Pop music is a genre of popular music that originated in its modern form in the United States and United Kingdom during the mid-1950s.
Veronica "Randy" Crawford (born February 18, 1952, Macon, Georgia) is an American jazz and R&B singer.
Ray Charles Robinson (September 23, 1930 – June 10, 2004), known professionally as Ray Charles, was an American singer-songwriter, musician, and composer.
Ray Heindorf (August 25, 1908 – February 3, 1980) was an American songwriter, composer, conductor, and arranger.
Ronan Patrick John Keating (born 3 March 1977) is an Irish recording artist, singer, musician, and philanthropist.
Ronnie Spector (born Veronica Yvette Bennett; August 10, 1943) is an American rock and roll singer.
Ruby Wax, (born Ruby Wachs; 19 April 1953) is an American actress, mental health campaigner, lecturer, and author who holds both American and British citizenship and who has resided in the United Kingdom since the 1970s.
Sarah Brightman (born 14 August 1960) is an English classical crossover soprano, actress, musician, songwriter, conductor, and dancer.
Slave to the Rhythm is the seventh studio album by Grace Jones, released on 28 October 1985 by Island Records.
"Slave to the Rhythm" is a 1985 hit song performed by Grace Jones.
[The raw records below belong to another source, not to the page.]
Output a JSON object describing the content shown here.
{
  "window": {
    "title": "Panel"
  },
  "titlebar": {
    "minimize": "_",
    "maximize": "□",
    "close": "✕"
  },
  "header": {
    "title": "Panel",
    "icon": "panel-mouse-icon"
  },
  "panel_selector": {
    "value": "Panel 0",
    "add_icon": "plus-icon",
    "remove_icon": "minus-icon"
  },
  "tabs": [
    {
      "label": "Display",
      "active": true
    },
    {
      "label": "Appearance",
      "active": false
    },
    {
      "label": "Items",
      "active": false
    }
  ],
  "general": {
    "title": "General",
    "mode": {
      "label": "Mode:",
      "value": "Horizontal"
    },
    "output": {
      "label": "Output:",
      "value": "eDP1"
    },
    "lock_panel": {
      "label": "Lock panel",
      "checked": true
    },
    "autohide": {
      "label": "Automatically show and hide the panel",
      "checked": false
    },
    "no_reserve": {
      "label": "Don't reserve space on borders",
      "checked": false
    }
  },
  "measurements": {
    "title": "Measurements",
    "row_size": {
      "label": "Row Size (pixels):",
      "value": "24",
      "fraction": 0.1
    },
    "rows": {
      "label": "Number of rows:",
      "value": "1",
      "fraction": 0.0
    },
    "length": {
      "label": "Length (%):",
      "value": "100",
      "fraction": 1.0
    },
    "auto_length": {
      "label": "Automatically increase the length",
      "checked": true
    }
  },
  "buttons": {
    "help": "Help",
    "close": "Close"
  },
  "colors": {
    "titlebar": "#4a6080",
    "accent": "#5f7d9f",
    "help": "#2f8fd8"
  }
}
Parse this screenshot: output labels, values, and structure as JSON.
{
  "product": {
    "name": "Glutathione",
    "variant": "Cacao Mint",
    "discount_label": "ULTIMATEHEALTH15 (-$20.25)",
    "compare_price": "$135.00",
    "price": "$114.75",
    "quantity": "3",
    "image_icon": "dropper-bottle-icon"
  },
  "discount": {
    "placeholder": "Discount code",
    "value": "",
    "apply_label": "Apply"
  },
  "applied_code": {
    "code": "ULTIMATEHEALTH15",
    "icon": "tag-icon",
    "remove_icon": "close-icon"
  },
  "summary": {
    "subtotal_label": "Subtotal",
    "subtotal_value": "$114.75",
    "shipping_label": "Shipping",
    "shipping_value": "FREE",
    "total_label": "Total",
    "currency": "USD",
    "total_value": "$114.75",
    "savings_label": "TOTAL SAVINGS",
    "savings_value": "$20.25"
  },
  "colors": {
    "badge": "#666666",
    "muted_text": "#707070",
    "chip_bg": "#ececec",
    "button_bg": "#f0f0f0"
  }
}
Sound on Sound is an independently owned monthly music technology magazine published by SOS Publications Group, based in Cambridge, United Kingdom.
Stephen Patrick David Gately (17 March 197610 October 2009) was an Irish pop singer-songwriter, actor, children's writer, and dancer, who, with Ronan Keating, was a lead singer of the pop group Boyzone.
Swing Out Sister are an English pop group best known worldwide for the 1986 song "Breakout".
Take That are an English pop group formed in Manchester in 1990.
The Guardian is a British daily newspaper.
Tony Romano (September 26, 1915 – March 4, 2005) was an American jazz guitarist and singer.
, commonly known as Toshiba, is a Japanese multinational conglomerate headquartered in Tokyo, Japan.
Lesley Lawson (née Hornby; born 19 September 1949) is an English model, actress, and singer widely known by the nickname Twiggy.
Wall's is an ice cream brand owned by the Anglo-Dutch food and personal care conglomerate Unilever.
Was (Not Was) is an American pop group founded by David Weiss and Don Fagenson, who adopted the stage names David Was and Don Was.
Westlife were an Irish pop vocal group, formed in Dublin in 1998 and disbanded in 2012.
Wet Wet Wet are a Scottish band formed in 1982.